Beppe Grillo (64) lacks the good looks of a movie’s leading man. In fact, the man sometimes looks almost grotesque. He often dresses like a bum.
Grillo’s been an Italian comedian for most of his life, but also an actor and blogger. He’s been involved in politics since A.D. 2009 when he founded Italy’s “Movimento 5 Stelle” (the Five Star Movement, or M5S).
During its first three and a half years, Grillo’s Five Star Movement was ignored by the press and shunned by Italian premier Silvio Berlusconi’s TV stations. But M5S relied on its own efforts and the internet to fuel its meteoric growth, and refused to accept government money available to help finance its campaign. During the recent campaign, it relied only on a thin, 15-page platform.
According to Spiegel Online:
“Only a few weeks ago, [the Five Star Movement’s candidates] hardly would have thought it was possible. But now here they are; their first public appearance following their surprise success in the Italian general election. In a hotel in Rome, not far from the Piazza San Giovanni, eight of the 162 newly elected parliamentary representatives of Movimento 5 Stelle are squinting into the spotlights and speaking softly — and what they are saying actually sounds reasonable.

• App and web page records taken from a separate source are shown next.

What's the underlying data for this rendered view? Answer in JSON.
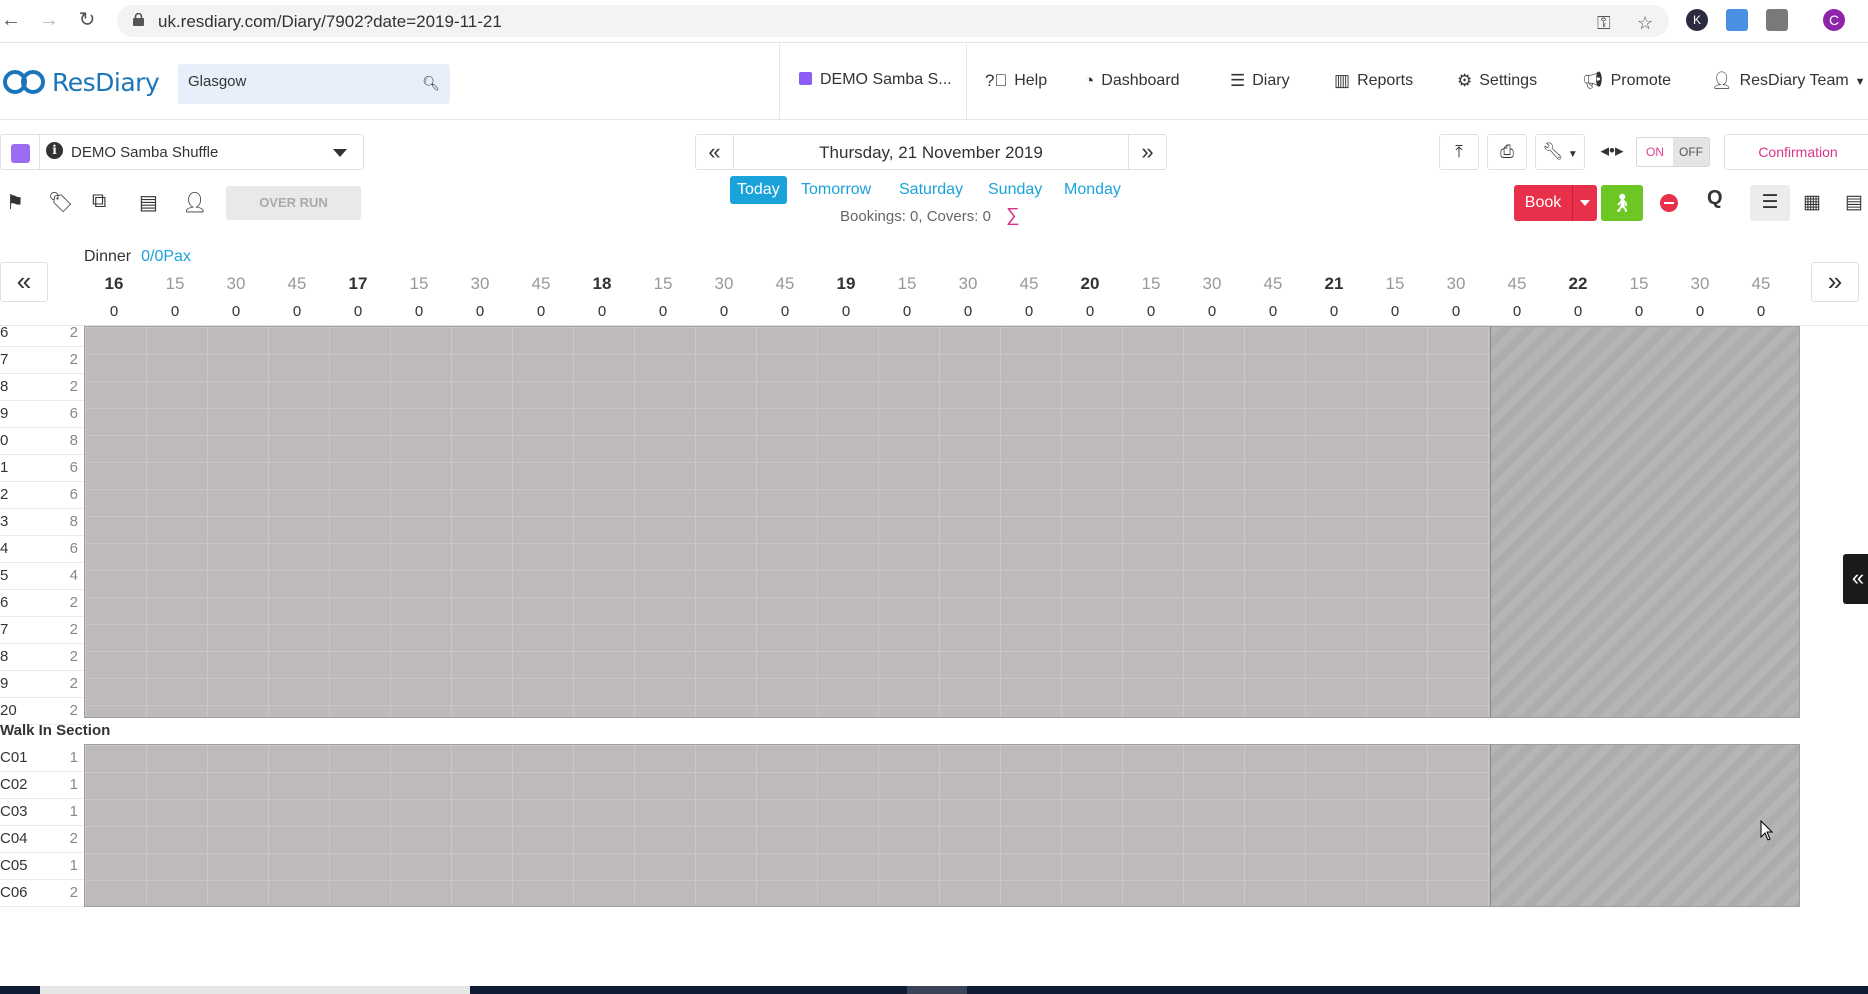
{
  "browser": {
    "url": "uk.resdiary.com/Diary/7902?date=2019-11-21",
    "profile_initial": "C",
    "ext_initial": "K"
  },
  "header": {
    "logo_text": "ResDiary",
    "search_value": "Glasgow",
    "venue_short": "DEMO Samba S...",
    "nav": {
      "help": "Help",
      "dashboard": "Dashboard",
      "diary": "Diary",
      "reports": "Reports",
      "settings": "Settings",
      "promote": "Promote",
      "user": "ResDiary Team"
    }
  },
  "toolbar": {
    "venue": "DEMO Samba Shuffle",
    "overrun": "OVER RUN",
    "date": "Thursday, 21 November 2019",
    "quick_days": [
      "Today",
      "Tomorrow",
      "Saturday",
      "Sunday",
      "Monday"
    ],
    "counts": "Bookings: 0, Covers: 0",
    "on": "ON",
    "off": "OFF",
    "confirmation": "Confirmation",
    "book": "Book",
    "q": "Q"
  },
  "timeline": {
    "service": "Dinner",
    "pax": "0/0Pax",
    "times": [
      "16",
      "15",
      "30",
      "45",
      "17",
      "15",
      "30",
      "45",
      "18",
      "15",
      "30",
      "45",
      "19",
      "15",
      "30",
      "45",
      "20",
      "15",
      "30",
      "45",
      "21",
      "15",
      "30",
      "45",
      "22",
      "15",
      "30",
      "45"
    ],
    "counts": [
      "0",
      "0",
      "0",
      "0",
      "0",
      "0",
      "0",
      "0",
      "0",
      "0",
      "0",
      "0",
      "0",
      "0",
      "0",
      "0",
      "0",
      "0",
      "0",
      "0",
      "0",
      "0",
      "0",
      "0",
      "0",
      "0",
      "0",
      "0"
    ]
  },
  "tables_main": [
    {
      "name": "6",
      "cap": "2"
    },
    {
      "name": "7",
      "cap": "2"
    },
    {
      "name": "8",
      "cap": "2"
    },
    {
      "name": "9",
      "cap": "6"
    },
    {
      "name": "0",
      "cap": "8"
    },
    {
      "name": "1",
      "cap": "6"
    },
    {
      "name": "2",
      "cap": "6"
    },
    {
      "name": "3",
      "cap": "8"
    },
    {
      "name": "4",
      "cap": "6"
    },
    {
      "name": "5",
      "cap": "4"
    },
    {
      "name": "6",
      "cap": "2"
    },
    {
      "name": "7",
      "cap": "2"
    },
    {
      "name": "8",
      "cap": "2"
    },
    {
      "name": "9",
      "cap": "2"
    },
    {
      "name": "20",
      "cap": "2"
    }
  ],
  "walk_in_section": {
    "title": "Walk In Section",
    "tables": [
      {
        "name": "C01",
        "cap": "1"
      },
      {
        "name": "C02",
        "cap": "1"
      },
      {
        "name": "C03",
        "cap": "1"
      },
      {
        "name": "C04",
        "cap": "2"
      },
      {
        "name": "C05",
        "cap": "1"
      },
      {
        "name": "C06",
        "cap": "2"
      }
    ]
  }
}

“Grillo himself did not run for office because it would have violated his own party’s rules. He has had a criminal record ever since he was convicted of manslaughter for causing a car crash in 1980 in which three people died. Now, it’s up to his candidates to take the lead.

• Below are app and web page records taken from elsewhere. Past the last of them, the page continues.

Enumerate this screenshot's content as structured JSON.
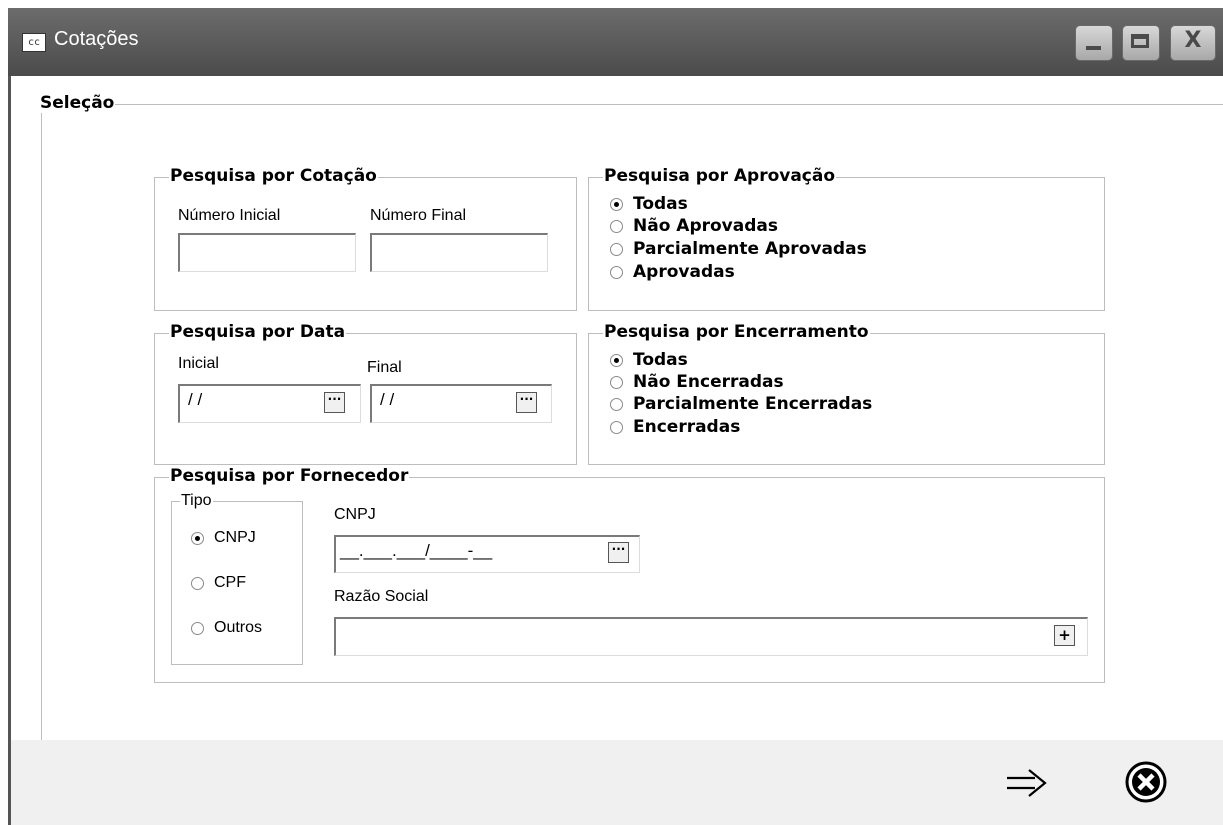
{
  "window": {
    "title": "Cotações",
    "app_icon_text": "cc"
  },
  "selection": {
    "legend": "Seleção",
    "cotacao": {
      "legend": "Pesquisa por Cotação",
      "numero_inicial_label": "Número Inicial",
      "numero_inicial_value": "",
      "numero_final_label": "Número Final",
      "numero_final_value": ""
    },
    "aprovacao": {
      "legend": "Pesquisa por Aprovação",
      "options": [
        "Todas",
        "Não Aprovadas",
        "Parcialmente Aprovadas",
        "Aprovadas"
      ],
      "selected": "Todas"
    },
    "data": {
      "legend": "Pesquisa por Data",
      "inicial_label": "Inicial",
      "inicial_value": "/ /",
      "final_label": "Final",
      "final_value": "/ /",
      "ellipsis": "···"
    },
    "encerramento": {
      "legend": "Pesquisa por Encerramento",
      "options": [
        "Todas",
        "Não Encerradas",
        "Parcialmente Encerradas",
        "Encerradas"
      ],
      "selected": "Todas"
    },
    "fornecedor": {
      "legend": "Pesquisa por Fornecedor",
      "tipo_legend": "Tipo",
      "tipo_options": [
        "CNPJ",
        "CPF",
        "Outros"
      ],
      "tipo_selected": "CNPJ",
      "cnpj_label": "CNPJ",
      "cnpj_value": "__.___.___/____-__",
      "razao_label": "Razão Social",
      "razao_value": "",
      "add_symbol": "+"
    }
  },
  "footer": {
    "next_icon": "arrow-right-icon",
    "cancel_icon": "cancel-circle-icon"
  }
}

“Grillo is an Italian phenomenon, but his party’s election results are an expression of the mounting rage and anxiety that is spreading throughout crisis-stricken Southern Europe. A new citizens’ movement is taking shape, one that shares a mistrust of the established political system and a desire for more grassroots democracy. Only in Italy has it been democratically legitimized thus far.

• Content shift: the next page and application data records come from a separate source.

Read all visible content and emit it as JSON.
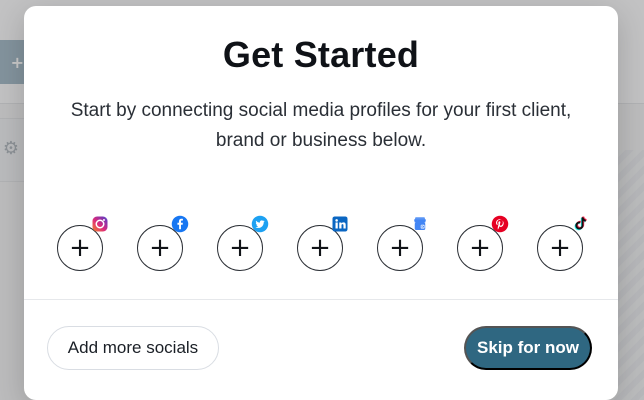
{
  "background": {
    "left_button_label": "+",
    "gear_icon": "gear-icon"
  },
  "modal": {
    "title": "Get Started",
    "subtitle": "Start by connecting social media profiles for your first client, brand or business below.",
    "socials": [
      {
        "key": "instagram",
        "plus": "+",
        "icon": "instagram-icon",
        "brand_color": "#E1306C"
      },
      {
        "key": "facebook",
        "plus": "+",
        "icon": "facebook-icon",
        "brand_color": "#1877F2"
      },
      {
        "key": "twitter",
        "plus": "+",
        "icon": "twitter-icon",
        "brand_color": "#1DA1F2"
      },
      {
        "key": "linkedin",
        "plus": "+",
        "icon": "linkedin-icon",
        "brand_color": "#0A66C2"
      },
      {
        "key": "google-business",
        "plus": "+",
        "icon": "google-business-icon",
        "brand_color": "#4285F4"
      },
      {
        "key": "pinterest",
        "plus": "+",
        "icon": "pinterest-icon",
        "brand_color": "#E60023"
      },
      {
        "key": "tiktok",
        "plus": "+",
        "icon": "tiktok-icon",
        "brand_color": "#000000"
      }
    ],
    "buttons": {
      "add_more_label": "Add more socials",
      "skip_label": "Skip for now"
    },
    "colors": {
      "primary": "#2F6781",
      "overlay": "rgba(120,120,120,0.40)"
    }
  }
}
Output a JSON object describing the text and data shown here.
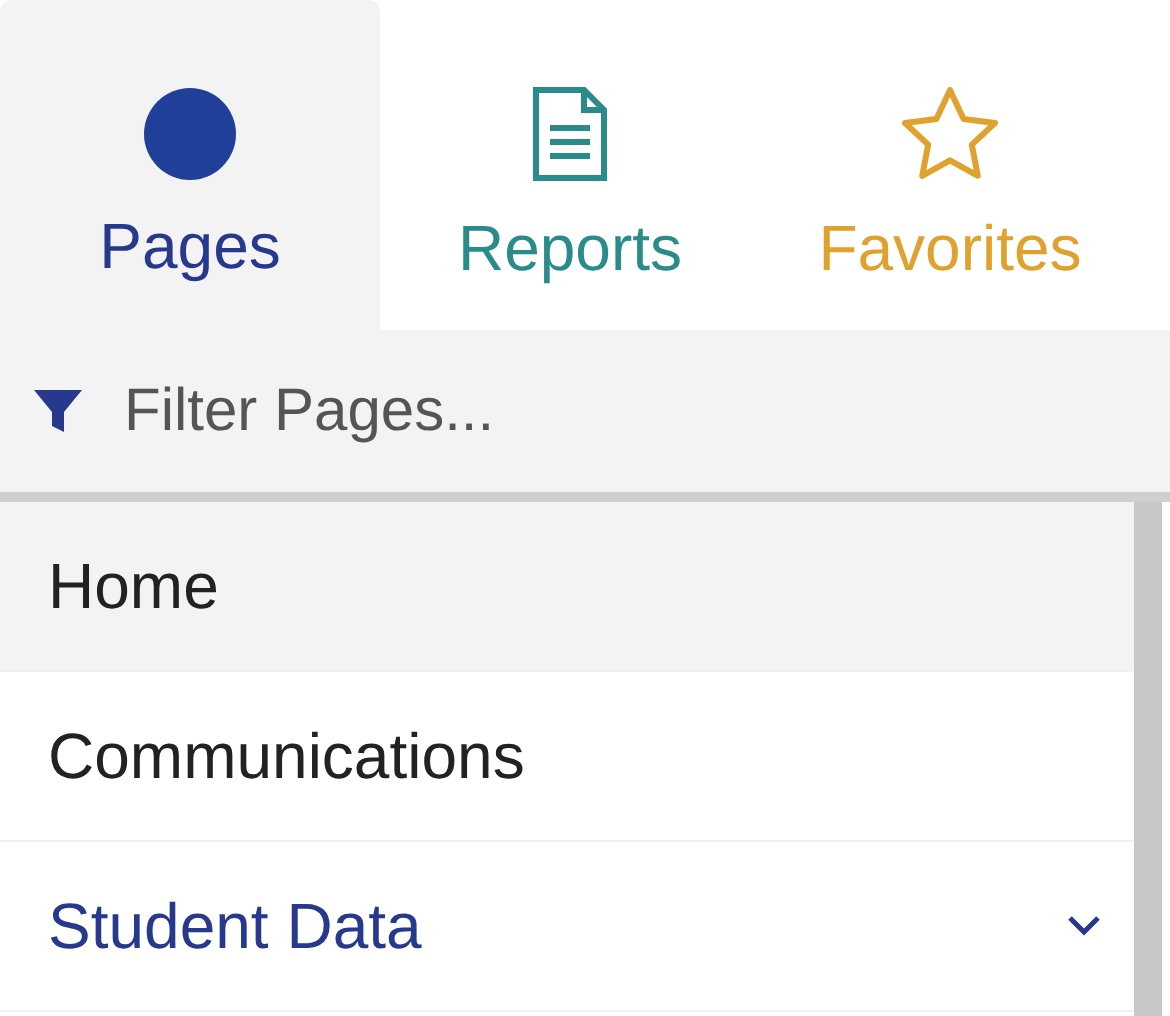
{
  "tabs": [
    {
      "label": "Pages",
      "kind": "circle",
      "selected": true
    },
    {
      "label": "Reports",
      "kind": "document",
      "selected": false
    },
    {
      "label": "Favorites",
      "kind": "star",
      "selected": false
    }
  ],
  "filter": {
    "placeholder": "Filter Pages..."
  },
  "pages": [
    {
      "label": "Home",
      "kind": "page",
      "selected": true
    },
    {
      "label": "Communications",
      "kind": "page",
      "selected": false
    },
    {
      "label": "Student Data",
      "kind": "group",
      "expanded": false,
      "selected": false
    }
  ]
}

“These irate citizens are also united in anger against their own elite: politicians who have been tainted by party scandals and corruption, yet still remain in power . . . .”
Beppe Grillo has become the single most important unelected politician in Italy—maybe all of Europe—maybe all of the world. He has single-handedly started a new political party that’s taken control of Italy.
What’s the secret of Beppe Grillo’s success?
Truth. The man told the truth. He has a 40-year track record of telling the truth as comedian. I suspect that telling the truth in a form of comedy allows people think in a way that is gentle and funny. If so, Grillo helped Italians to to think without being frightened by the process of thought.
In the end, Grillo and the people who support his Five Star Movement are infuriated by the same sort of blatant corruption and treason in Italy as we are in America.
Thus, Beppe Grillo (and the internet) gives us hope. In just 3 and a half years, the Five Star Movement grew from a comedian’s idea to a predominate political party. Hope is possible.
Perhaps most importantly, as a comedian who’s been publicly observed and recorded throughout his comedy career, Beppe Grillo has that 40-year track record of telling the truth about the Italian government and about himself. He’s not an “artificial candidate” sent down from central casting who knows what the public wants to hear and says it. In fact, Grillo’s not a candidate at all. Instead, he’s a man who’s spoken truth for the past 40 years and can therefore be expected to also do so for the next 40, as well. That track record gives people confidence.
More than anything, that’s what the Italians want: politicians who tell the truth. I suspect that may be what Americans want as well: politicians who are honest rather than deceiving. The Italians are just as sick of smiling, smooth-talking, stylish bullshit artists as we are.
It’s interesting to me that: 1) Beppe Grillo’s party grew from nothing to predominance in just three and a half years; and 2) it’s just about three and half years until the next US presidential election. There’s plenty of time for a new third party to emerge in the USA and take control of Congress. We aren’t helpless or hopeless. We can regain control of America if we care to make the effort
Here’s a video of one of Beppe Grillo’s 1998 comedy routines. He speaks in Italian, but video has English subtitles. What’s he talking about? Fifteen years ago, he was talking about the corrupt nature of fiat currency.